- _Records provided_
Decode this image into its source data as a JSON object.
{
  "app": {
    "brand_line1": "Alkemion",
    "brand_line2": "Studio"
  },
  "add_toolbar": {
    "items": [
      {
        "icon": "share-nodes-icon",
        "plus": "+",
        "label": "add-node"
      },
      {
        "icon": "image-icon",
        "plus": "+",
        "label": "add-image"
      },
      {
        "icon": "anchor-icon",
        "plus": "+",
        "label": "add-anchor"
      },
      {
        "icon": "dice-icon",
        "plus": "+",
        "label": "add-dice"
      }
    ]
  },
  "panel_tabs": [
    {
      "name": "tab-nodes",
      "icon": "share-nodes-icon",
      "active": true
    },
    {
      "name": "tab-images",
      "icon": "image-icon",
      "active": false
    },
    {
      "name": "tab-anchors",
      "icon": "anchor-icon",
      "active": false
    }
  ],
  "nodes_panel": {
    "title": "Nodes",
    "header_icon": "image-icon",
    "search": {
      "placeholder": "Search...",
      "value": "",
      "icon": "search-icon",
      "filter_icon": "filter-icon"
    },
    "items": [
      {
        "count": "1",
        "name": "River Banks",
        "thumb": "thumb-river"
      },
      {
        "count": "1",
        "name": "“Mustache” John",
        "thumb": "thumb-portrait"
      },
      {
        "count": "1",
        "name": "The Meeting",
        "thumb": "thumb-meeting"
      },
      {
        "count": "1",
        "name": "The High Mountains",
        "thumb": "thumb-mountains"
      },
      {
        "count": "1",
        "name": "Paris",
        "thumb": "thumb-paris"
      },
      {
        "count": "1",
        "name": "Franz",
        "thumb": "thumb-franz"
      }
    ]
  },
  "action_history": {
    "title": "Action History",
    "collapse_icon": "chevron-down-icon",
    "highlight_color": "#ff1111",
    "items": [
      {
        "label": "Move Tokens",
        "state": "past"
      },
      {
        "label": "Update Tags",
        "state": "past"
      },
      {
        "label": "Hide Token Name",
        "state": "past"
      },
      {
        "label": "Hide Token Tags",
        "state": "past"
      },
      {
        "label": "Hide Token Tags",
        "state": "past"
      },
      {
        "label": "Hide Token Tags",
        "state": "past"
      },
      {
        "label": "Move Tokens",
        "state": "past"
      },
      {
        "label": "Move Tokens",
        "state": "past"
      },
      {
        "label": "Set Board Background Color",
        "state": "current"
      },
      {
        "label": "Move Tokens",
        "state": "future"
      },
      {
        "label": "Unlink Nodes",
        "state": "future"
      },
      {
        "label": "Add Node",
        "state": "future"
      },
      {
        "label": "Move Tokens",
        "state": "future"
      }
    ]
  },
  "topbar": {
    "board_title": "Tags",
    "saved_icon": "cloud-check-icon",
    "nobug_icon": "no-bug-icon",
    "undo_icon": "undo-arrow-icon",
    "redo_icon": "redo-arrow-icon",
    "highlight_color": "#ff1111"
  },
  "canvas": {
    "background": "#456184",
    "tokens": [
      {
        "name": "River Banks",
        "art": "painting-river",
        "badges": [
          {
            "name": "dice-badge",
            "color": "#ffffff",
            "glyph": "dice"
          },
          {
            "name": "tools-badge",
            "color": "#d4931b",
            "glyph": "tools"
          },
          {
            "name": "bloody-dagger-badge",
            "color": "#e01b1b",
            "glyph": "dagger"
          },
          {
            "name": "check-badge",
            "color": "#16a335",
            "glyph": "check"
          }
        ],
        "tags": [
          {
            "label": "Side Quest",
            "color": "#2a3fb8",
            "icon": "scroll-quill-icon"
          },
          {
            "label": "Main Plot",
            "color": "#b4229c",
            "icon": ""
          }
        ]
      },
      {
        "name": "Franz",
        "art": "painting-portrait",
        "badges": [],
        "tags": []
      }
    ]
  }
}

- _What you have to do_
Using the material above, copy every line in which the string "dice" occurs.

- _Problem solution_
        "icon": "dice-icon",
        "label": "add-dice"
            "name": "dice-badge",
            "glyph": "dice"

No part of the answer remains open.